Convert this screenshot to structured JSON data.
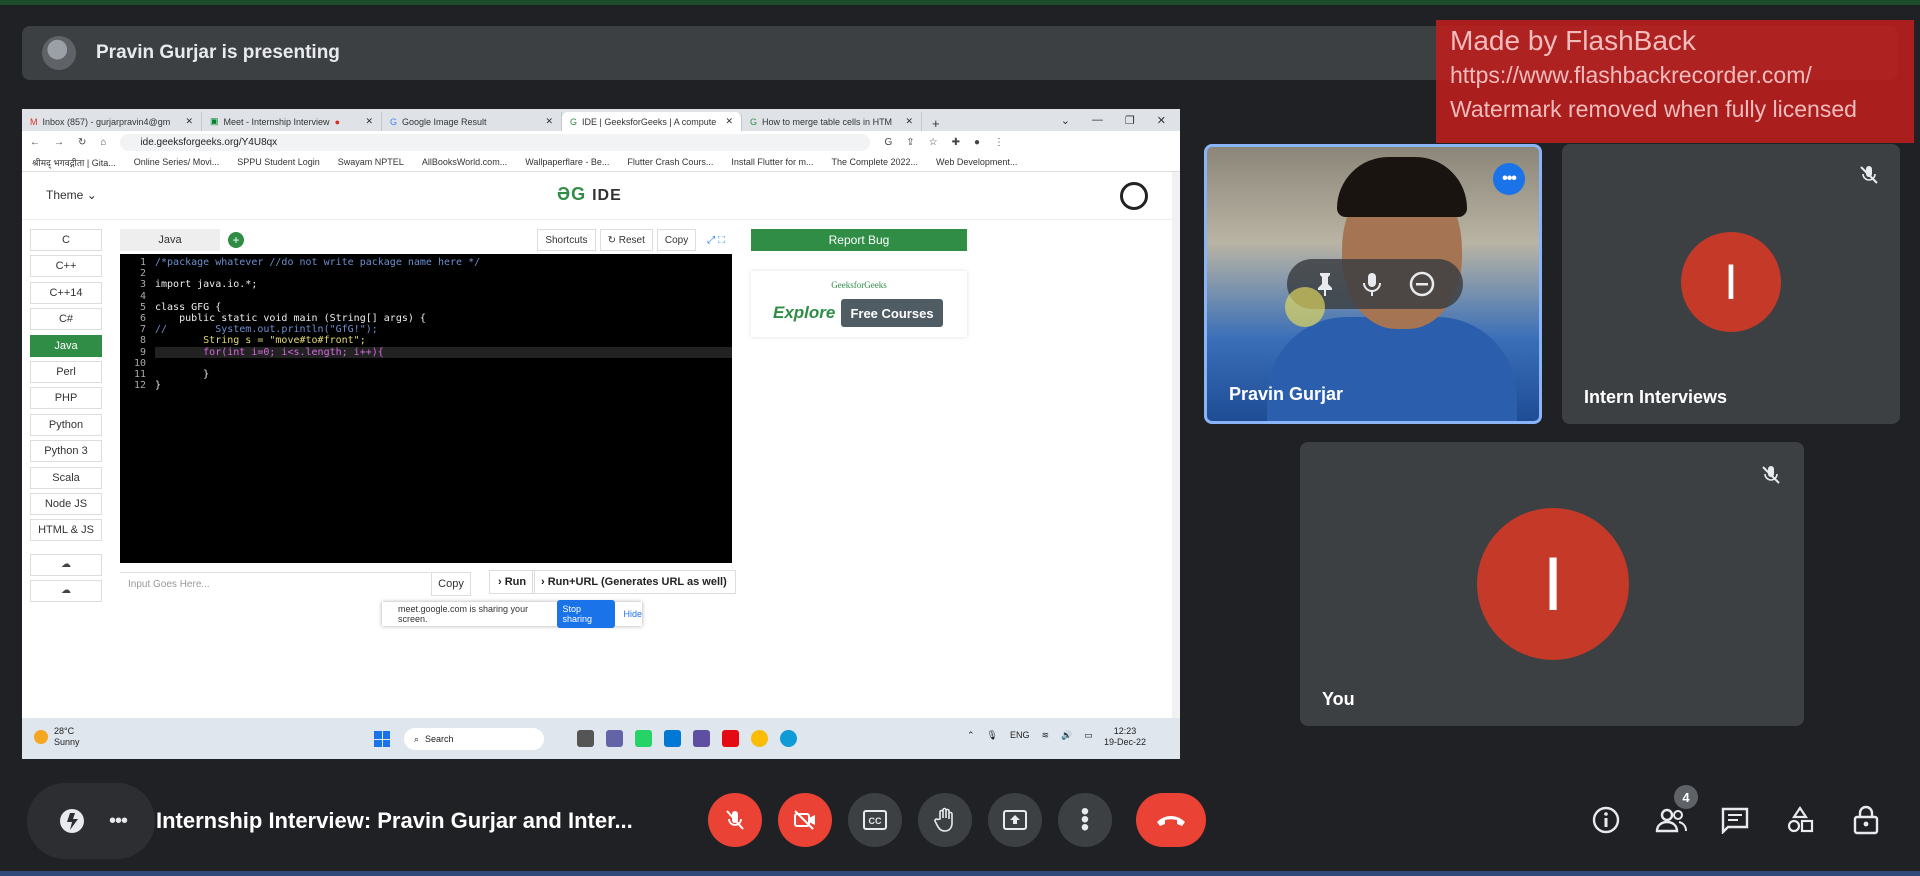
{
  "presenting": {
    "text": "Pravin Gurjar is presenting"
  },
  "watermark": {
    "line1": "Made by FlashBack",
    "line2": "https://www.flashbackrecorder.com/",
    "line3": "Watermark removed when fully licensed"
  },
  "browser": {
    "tabs": [
      {
        "label": "Inbox (857) - gurjarpravin4@gm"
      },
      {
        "label": "Meet - Internship Interview"
      },
      {
        "label": "Google Image Result"
      },
      {
        "label": "IDE | GeeksforGeeks | A compute"
      },
      {
        "label": "How to merge table cells in HTM"
      }
    ],
    "url": "ide.geeksforgeeks.org/Y4U8qx",
    "bookmarks": [
      "श्रीमद् भगवद्गीता | Gita...",
      "Online Series/ Movi...",
      "SPPU Student Login",
      "Swayam NPTEL",
      "AllBooksWorld.com...",
      "Wallpaperflare - Be...",
      "Flutter Crash Cours...",
      "Install Flutter for m...",
      "The Complete 2022...",
      "Web Development..."
    ]
  },
  "ide": {
    "theme_label": "Theme",
    "logo": "IDE",
    "languages": [
      "C",
      "C++",
      "C++14",
      "C#",
      "Java",
      "Perl",
      "PHP",
      "Python",
      "Python 3",
      "Scala",
      "Node JS",
      "HTML & JS"
    ],
    "selected_language": "Java",
    "editor_tab": "Java",
    "shortcuts": "Shortcuts",
    "reset": "Reset",
    "copy": "Copy",
    "report_bug": "Report Bug",
    "promo_brand": "GeeksforGeeks",
    "promo_explore": "Explore",
    "promo_button": "Free Courses",
    "input_placeholder": "Input Goes Here...",
    "copy2": "Copy",
    "run": "Run",
    "run_url": "Run+URL (Generates URL as well)",
    "line_numbers": [
      "1",
      "2",
      "3",
      "4",
      "5",
      "6",
      "7",
      "8",
      "9",
      "10",
      "11",
      "12"
    ],
    "code_lines": [
      "/*package whatever //do not write package name here */",
      "",
      "import java.io.*;",
      "",
      "class GFG {",
      "    public static void main (String[] args) {",
      "//        System.out.println(\"GfG!\");",
      "        String s = \"move#to#front\";",
      "        for(int i=0; i<s.length; i++){",
      "",
      "        }",
      "}"
    ],
    "share_text": "meet.google.com is sharing your screen.",
    "stop_sharing": "Stop sharing",
    "hide": "Hide"
  },
  "taskbar": {
    "temp": "28°C",
    "weather": "Sunny",
    "search": "Search",
    "lang": "ENG",
    "time": "12:23",
    "date": "19-Dec-22"
  },
  "tiles": {
    "pravin": "Pravin Gurjar",
    "intern": "Intern Interviews",
    "intern_initial": "I",
    "you": "You",
    "you_initial": "I"
  },
  "meeting": {
    "title": "Internship Interview: Pravin Gurjar and Inter...",
    "people_count": "4"
  },
  "colors": {
    "accent_blue": "#1a73e8",
    "danger_red": "#ea4335",
    "gfg_green": "#2f8d46",
    "avatar_red": "#c53929"
  }
}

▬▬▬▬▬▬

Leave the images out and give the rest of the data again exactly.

Convert this screenshot to structured JSON data.
{
  "presenting": {
    "text": "Pravin Gurjar is presenting"
  },
  "watermark": {
    "line1": "Made by FlashBack",
    "line2": "https://www.flashbackrecorder.com/",
    "line3": "Watermark removed when fully licensed"
  },
  "browser": {
    "tabs": [
      {
        "label": "Inbox (857) - gurjarpravin4@gm"
      },
      {
        "label": "Meet - Internship Interview"
      },
      {
        "label": "Google Image Result"
      },
      {
        "label": "IDE | GeeksforGeeks | A compute"
      },
      {
        "label": "How to merge table cells in HTM"
      }
    ],
    "url": "ide.geeksforgeeks.org/Y4U8qx",
    "bookmarks": [
      "श्रीमद् भगवद्गीता | Gita...",
      "Online Series/ Movi...",
      "SPPU Student Login",
      "Swayam NPTEL",
      "AllBooksWorld.com...",
      "Wallpaperflare - Be...",
      "Flutter Crash Cours...",
      "Install Flutter for m...",
      "The Complete 2022...",
      "Web Development..."
    ]
  },
  "ide": {
    "theme_label": "Theme",
    "logo": "IDE",
    "languages": [
      "C",
      "C++",
      "C++14",
      "C#",
      "Java",
      "Perl",
      "PHP",
      "Python",
      "Python 3",
      "Scala",
      "Node JS",
      "HTML & JS"
    ],
    "selected_language": "Java",
    "editor_tab": "Java",
    "shortcuts": "Shortcuts",
    "reset": "Reset",
    "copy": "Copy",
    "report_bug": "Report Bug",
    "promo_brand": "GeeksforGeeks",
    "promo_explore": "Explore",
    "promo_button": "Free Courses",
    "input_placeholder": "Input Goes Here...",
    "copy2": "Copy",
    "run": "Run",
    "run_url": "Run+URL (Generates URL as well)",
    "line_numbers": [
      "1",
      "2",
      "3",
      "4",
      "5",
      "6",
      "7",
      "8",
      "9",
      "10",
      "11",
      "12"
    ],
    "code_lines": [
      "/*package whatever //do not write package name here */",
      "",
      "import java.io.*;",
      "",
      "class GFG {",
      "    public static void main (String[] args) {",
      "//        System.out.println(\"GfG!\");",
      "        String s = \"move#to#front\";",
      "        for(int i=0; i<s.length; i++){",
      "",
      "        }",
      "}"
    ],
    "share_text": "meet.google.com is sharing your screen.",
    "stop_sharing": "Stop sharing",
    "hide": "Hide"
  },
  "taskbar": {
    "temp": "28°C",
    "weather": "Sunny",
    "search": "Search",
    "lang": "ENG",
    "time": "12:23",
    "date": "19-Dec-22"
  },
  "tiles": {
    "pravin": "Pravin Gurjar",
    "intern": "Intern Interviews",
    "intern_initial": "I",
    "you": "You",
    "you_initial": "I"
  },
  "meeting": {
    "title": "Internship Interview: Pravin Gurjar and Inter...",
    "people_count": "4"
  },
  "colors": {
    "accent_blue": "#1a73e8",
    "danger_red": "#ea4335",
    "gfg_green": "#2f8d46",
    "avatar_red": "#c53929"
  }
}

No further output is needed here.